I was holding on to this idea: the idea was that my hurt needed to be fixed at all costs.
Most of the time I wouldn’t admit that I even have this hurt. And even if you got me to admit that this hurt was lurking around… I would not have owned that this was my number one priority. When I started to recognize this… I realized that I actually want it to be everybody else’s number one priority, too.
It’s a bit of an idol, my pain.
Further, I have been operating on this idea that the number one goal of everything is to not hurt. Eradicating this pain has been this mission I have never even questioned.
There is all this power around the names of demons. I feel like that is what I am doing: naming the demons. And we are told to confess our sins. I am doing that too: confessing my sins.
A child’s faith is one where magic wands cure pain instantly, and magically.

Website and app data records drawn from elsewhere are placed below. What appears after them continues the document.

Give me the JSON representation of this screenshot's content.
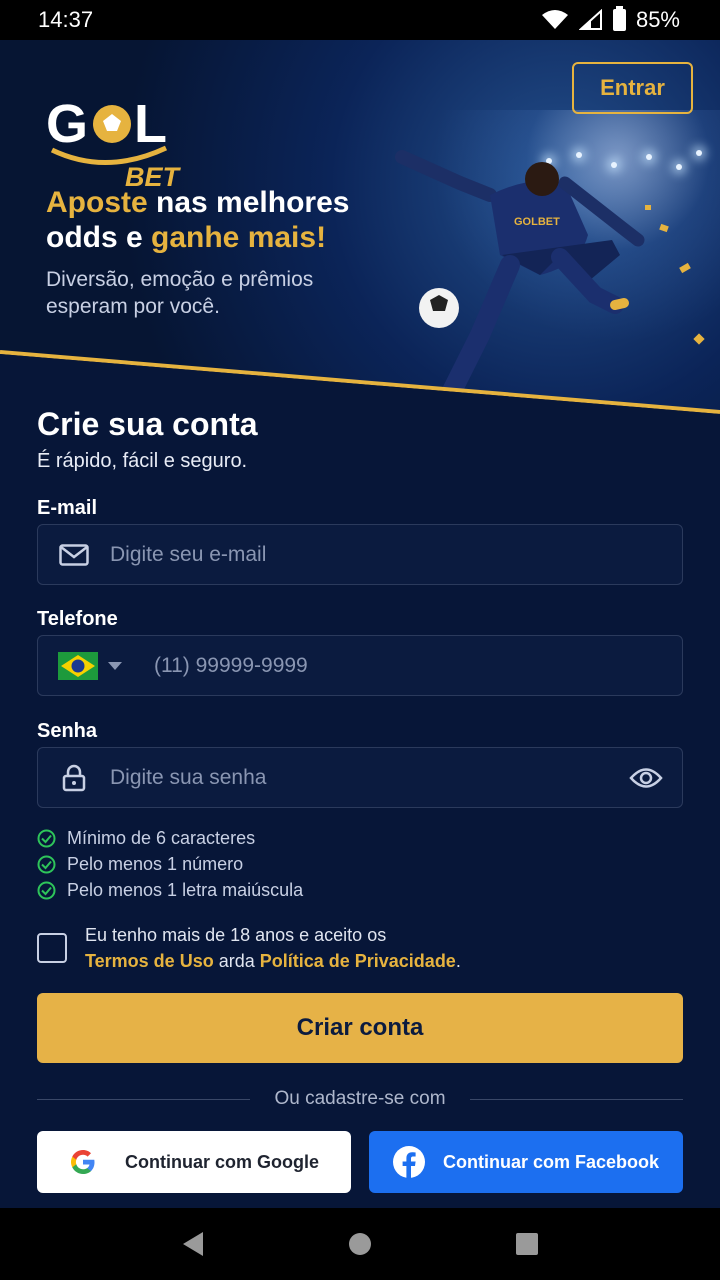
{
  "status_bar": {
    "time": "14:37",
    "battery": "85%"
  },
  "header": {
    "logo_text": "GOL",
    "logo_sub": "BET",
    "login_label": "Entrar"
  },
  "hero": {
    "headline_gold1": "Aposte",
    "headline_white1": " nas melhores",
    "headline_white2": "odds e ",
    "headline_gold2": "ganhe mais!",
    "subtext": "Diversão, emoção e prêmios esperam por você.",
    "jersey_text": "GOLBET"
  },
  "form": {
    "title": "Crie sua conta",
    "subtitle": "É rápido, fácil e seguro.",
    "email_label": "E-mail",
    "email_placeholder": "Digite seu e-mail",
    "phone_label": "Telefone",
    "phone_placeholder": "(11) 99999-9999",
    "password_label": "Senha",
    "password_placeholder": "Digite sua senha",
    "rules": [
      "Mínimo de 6 caracteres",
      "Pelo menos 1 número",
      "Pelo menos 1 letra maiúscula"
    ],
    "terms_prefix": "Eu tenho mais de 18 anos e aceito os",
    "terms_link": "Termos de Uso",
    "terms_mid": " arda ",
    "privacy_link": "Política de Privacidade",
    "terms_end": ".",
    "submit_label": "Criar conta",
    "or_label": "Ou cadastre-se com",
    "google_label": "Continuar com Google",
    "facebook_label": "Continuar com Facebook"
  },
  "colors": {
    "accent": "#e6b33f",
    "background": "#071638",
    "facebook": "#1c6ff0",
    "check": "#2ec45a"
  }
}
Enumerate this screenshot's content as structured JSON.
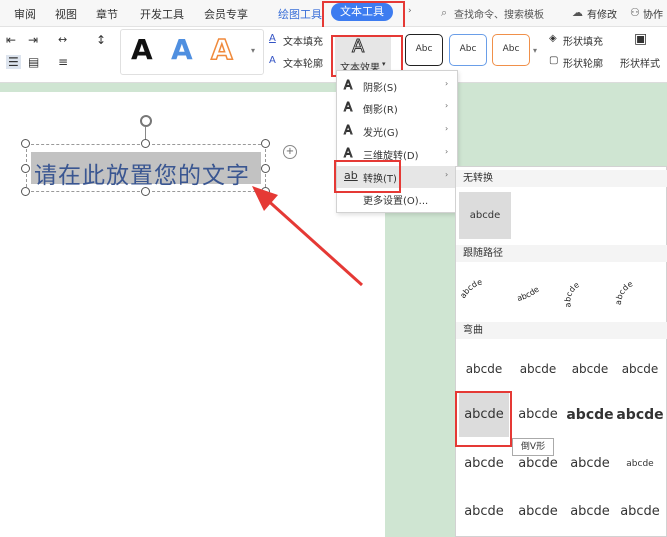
{
  "tabs": [
    "审阅",
    "视图",
    "章节",
    "开发工具",
    "会员专享",
    "绘图工具",
    "文本工具"
  ],
  "search": "查找命令、搜索模板",
  "top_right": {
    "modified": "有修改",
    "collab": "协作"
  },
  "ribbon": {
    "presets_large": [
      "A",
      "A",
      "A"
    ],
    "text_fill": "文本填充",
    "text_outline": "文本轮廓",
    "text_effects": "文本效果",
    "presets_small": [
      "Abc",
      "Abc",
      "Abc"
    ],
    "shape_fill": "形状填充",
    "shape_outline": "形状轮廓",
    "shape_style": "形状样式"
  },
  "textbox_text": "请在此放置您的文字",
  "menu": {
    "items": [
      {
        "label": "阴影(S)",
        "icon": "A"
      },
      {
        "label": "倒影(R)",
        "icon": "A"
      },
      {
        "label": "发光(G)",
        "icon": "A"
      },
      {
        "label": "三维旋转(D)",
        "icon": "A"
      },
      {
        "label": "转换(T)",
        "icon": "ab"
      },
      {
        "label": "更多设置(O)...",
        "icon": ""
      }
    ]
  },
  "submenu": {
    "no_transform": "无转换",
    "follow_path": "跟随路径",
    "warp": "弯曲",
    "sample": "abcde",
    "tooltip": "倒V形"
  },
  "watermark": "Baidu经验"
}
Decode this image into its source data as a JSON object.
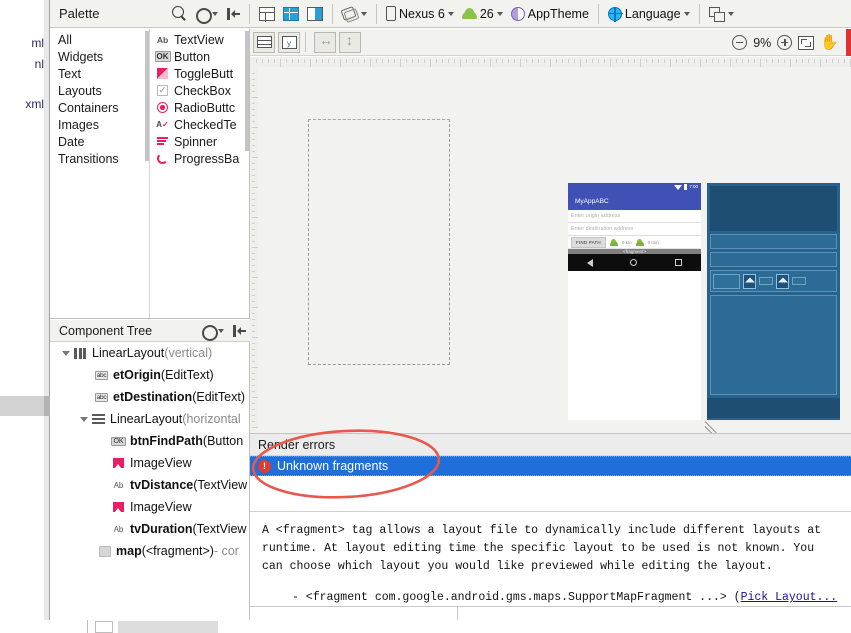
{
  "editor_tabs": [
    {
      "label": "ml"
    },
    {
      "label": "nl"
    },
    {
      "label": "xml"
    }
  ],
  "toolbar": {
    "palette_title": "Palette",
    "search_icon": "search-icon",
    "gear_icon": "gear-icon",
    "collapse_icon": "collapse-all-icon",
    "view_design_icon": "design-view-icon",
    "view_blueprint_icon": "blueprint-view-icon",
    "view_both_icon": "both-views-icon",
    "orientation_icon": "orientation-icon",
    "device_label": "Nexus 6",
    "api_label": "26",
    "theme_label": "AppTheme",
    "language_label": "Language",
    "layout_variant_icon": "layout-variants-icon"
  },
  "toolbar2": {
    "baseline_icon": "show-baselines-icon",
    "constraints_icon": "show-constraints-icon",
    "expand_horizontal_icon": "expand-horizontal-icon",
    "expand_vertical_icon": "expand-vertical-icon",
    "zoom_out_icon": "zoom-out-icon",
    "zoom_level": "9%",
    "zoom_in_icon": "zoom-in-icon",
    "zoom_fit_icon": "zoom-to-fit-icon",
    "pan_icon": "pan-hand-icon"
  },
  "palette": {
    "categories": [
      {
        "label": "All"
      },
      {
        "label": "Widgets"
      },
      {
        "label": "Text"
      },
      {
        "label": "Layouts"
      },
      {
        "label": "Containers"
      },
      {
        "label": "Images"
      },
      {
        "label": "Date"
      },
      {
        "label": "Transitions"
      }
    ],
    "items": [
      {
        "label": "TextView",
        "icon": "ab-text-icon"
      },
      {
        "label": "Button",
        "icon": "ok-button-icon"
      },
      {
        "label": "ToggleButt",
        "icon": "toggle-button-icon"
      },
      {
        "label": "CheckBox",
        "icon": "checkbox-icon"
      },
      {
        "label": "RadioButtc",
        "icon": "radio-button-icon"
      },
      {
        "label": "CheckedTe",
        "icon": "checked-textview-icon"
      },
      {
        "label": "Spinner",
        "icon": "spinner-icon"
      },
      {
        "label": "ProgressBa",
        "icon": "progressbar-icon"
      }
    ]
  },
  "component_tree": {
    "title": "Component Tree",
    "gear_icon": "gear-icon",
    "collapse_icon": "collapse-all-icon",
    "nodes": [
      {
        "icon": "linearlayout-vertical-icon",
        "name": "LinearLayout",
        "type": " (vertical)",
        "muted": true,
        "indent": 0,
        "expander": true
      },
      {
        "icon": "edittext-icon",
        "name": "etOrigin",
        "type": " (EditText)",
        "muted": false,
        "indent": 1,
        "expander": false
      },
      {
        "icon": "edittext-icon",
        "name": "etDestination",
        "type": " (EditText)",
        "muted": false,
        "indent": 1,
        "expander": false
      },
      {
        "icon": "linearlayout-horizontal-icon",
        "name": "LinearLayout",
        "type": " (horizontal",
        "muted": true,
        "indent": 1,
        "expander": true
      },
      {
        "icon": "button-icon",
        "name": "btnFindPath",
        "type": " (Button",
        "muted": false,
        "indent": 2,
        "expander": false
      },
      {
        "icon": "imageview-icon",
        "name": "ImageView",
        "type": "",
        "muted": false,
        "indent": 2,
        "expander": false,
        "plain": true
      },
      {
        "icon": "textview-icon",
        "name": "tvDistance",
        "type": " (TextView",
        "muted": false,
        "indent": 2,
        "expander": false
      },
      {
        "icon": "imageview-icon",
        "name": "ImageView",
        "type": "",
        "muted": false,
        "indent": 2,
        "expander": false,
        "plain": true
      },
      {
        "icon": "textview-icon",
        "name": "tvDuration",
        "type": " (TextView",
        "muted": false,
        "indent": 2,
        "expander": false
      },
      {
        "icon": "fragment-icon",
        "name": "map",
        "type": " (<fragment>)",
        "suffix": " - cor",
        "muted": false,
        "indent": 1,
        "expander": false
      }
    ]
  },
  "device_preview": {
    "status_time": "7:00",
    "app_title": "MyAppABC",
    "origin_placeholder": "Enter origin address",
    "destination_placeholder": "Enter destination address",
    "find_path_label": "FIND PATH",
    "distance_value": "0 km",
    "duration_value": "0 min",
    "map_label": "<fragment>",
    "nav_back_icon": "nav-back-icon",
    "nav_home_icon": "nav-home-icon",
    "nav_recents_icon": "nav-recents-icon"
  },
  "render_errors": {
    "header": "Render errors",
    "selected_error": "Unknown fragments",
    "error_icon": "error-icon",
    "description": "A <fragment> tag allows a layout file to dynamically include different layouts at runtime. At layout editing time the specific layout to be used is not known. You can choose which layout you would like previewed while editing the layout.",
    "bullet_prefix": "- <fragment com.google.android.gms.maps.SupportMapFragment ...> (",
    "bullet_link": "Pick Layout...",
    "selection_bg": "#1e6fd9",
    "error_red": "#e03b2f"
  },
  "annotation": {
    "shape": "red-ellipse-highlight",
    "color": "#e8584f"
  }
}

My faith is built on one who died on a cross and spent three days in hell, after he sweat his blood in fear and trepidation.
He told his followers there way was the way of pain. And he showed them by taking the evil of the world into himself, absorbing it, transforming it.
The promise is not that this is free and easy: only that it is worth it.
I think that this gets easier (not easy!) if we do this together: Let us name our pain, recognize that it is real. It is not the center of the universe. It is not God. But in some important ways, it stands between us and God. So lets walk through it together. It won’t go away just by us wishing it away. We have to travel through it.
But we don’t need to walk it alone. We can walk it together.
Even more awesome: When you read the story in context, when Jesus said, “I am the way and the truth.” He wasn’t making any claims about why we shouldn’t be a Buddhist. His followers were worried because they felt like Jesus was leaving them. They feared he would only be at their final destination, and they did not know how they would find him.
When Jesus said “I am the way and the truth” he was proclaiming that the path is the destination, that he is the path itself. The sacred is not only in the place that we want to end up: the journey to get to that place, the journey through the pain, Jesus is there with us, too.